To take GDP as a proxy for well-being is lousy accounting because it counts everything in the plus column – it has no minus column for Ã¢â‚¬Ëœbads,’ such as expenditures necessitated by the breakdown of households and communities, or expenditures made to defend ourselves against the side-effects of economic growth.
GDP even counts depletion of natural resources as a “good,” even if it means they get wiped out completely. Thus British social critic John Ruskin’s characterization of GDP as “the gilded index of far-reaching ruin.”
In the (over-) developed countries of the West, a sound argument can be made that the rate of growth in Ã¢â‚¬Ëœbads’ has well exceeded the rate of growth in Ã¢â‚¬Ëœgoods.’ Thus further economic growth makes us worse off, not better off.
Ecological Footprint calculations support this argument, as does the Genuine Progress Indicator, an alternative to GPD that relies on honest accounting of Ã¢â‚¬Ëœbads’ as well as goods. In Western countries, we’d all probably benefit greatly from economic shrinkage.
Certainly our children and grandchildren, not to mention the environment and pretty much every other species, would be better off if we started shrinking the economy ASAP.
But, again, try explaining this to a mainstream economist and see how far you get. My hillbilly mother back home in West-By-God-Virginia would say, “You can explain in one hand, and shit in the other, and see which one gets filled up first.”
Gardens Of Eden?
So we come to your research project as an Ã¢â‚¬Ëœenlightened’ traveler: when you visit exotic places, try and observe what makes for real quality of life, for authentic well-being.
I’ve spent time among some of the “poorest” communities in the world: in the high elevation desert of Ladakh, in the upland forests of the Indian Himalaya, among the rice farmers of rural West Bengal and in the hill country of northern Thailand.
According to the “logic” of development economics, these communities, which are largely still self-supported by ancient traditions of subsistence farming, ought to be languishing in misery.
But my impression of these communities is that they are a kind of paradise.
Not perfect, to be sure. (What would that mean anyway, short of a return to the Garden of Eden?) But the people seem very happy, mellow, fit, and healthy, and they seem to get along with one another.
I haven’t witnessed a single case of road-rage among the adults or ADD among the children.

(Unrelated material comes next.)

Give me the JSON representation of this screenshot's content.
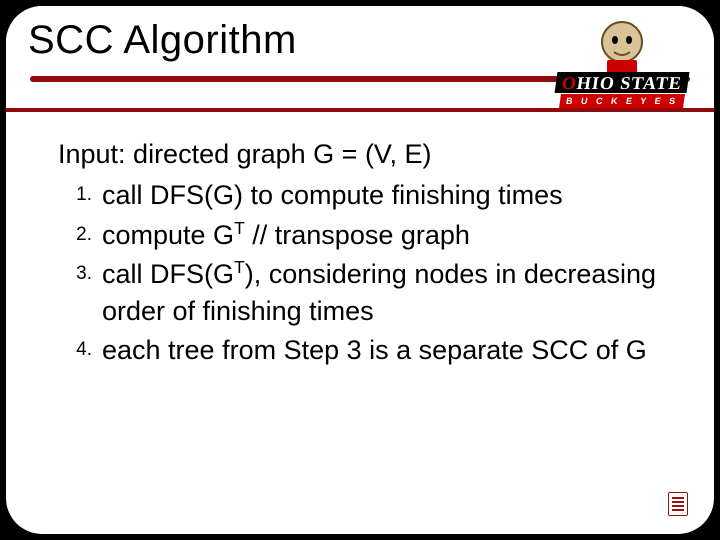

To my knowledge, no one in any of the communities I have visited is suing anyone else.
And the food is very good – no, excellent in most cases – and plentiful. The farm animals know nothing of “confined animal feeding operations” (CAFOs), the sanitized term for factory farms.
People’s homes are comely and well made. Common resources, such as forests, are used respectfully and sustainably. And so on.
Why such a contrast?
Most of the economists, bureaucrats and policy wonks who would characterize these communities as “poor” and in need of “development” and “aid” have never actually been to any of these places – they probably spend all their time in air-conditioned offices in Western metropolises.
And all their professional training, which is highly ideological in character, has inhibited their faculties of common sense.
Money Can’t Buy Happiness
That’s why it’s your job to make a proper study of this Ã¢â‚¬Ëœwell-being’ thing, and work out which really are the most important ingredients of happiness.
We can see that the single ingredient GDP recognizes – money – has little to do with well-being. Integrity in familial and community relationships is very important, as are opportunities for meaningful work, having sufficient free time for creative endeavors, and enjoying a healthy surrounding ecosystem.
I’ll let you elaborate on this list and work out the details for yourself.
Once you have a sense of what makes for real, genuine well-being, we can all team up and try to de-school some economists and bureaucrats and help them back onto a course of civic responsibility, ecological sanity and economic sense.
Josh Kearns speaks the truth, y’all. Comments are welcome.
Best Travel Credit Cards
Top offers from our partners
Chase Sapphire Preferred® Card
100,000 bonus points
The Platinum Card®
75,000 bonus points
American Express® Gold Card
60,000 bonus points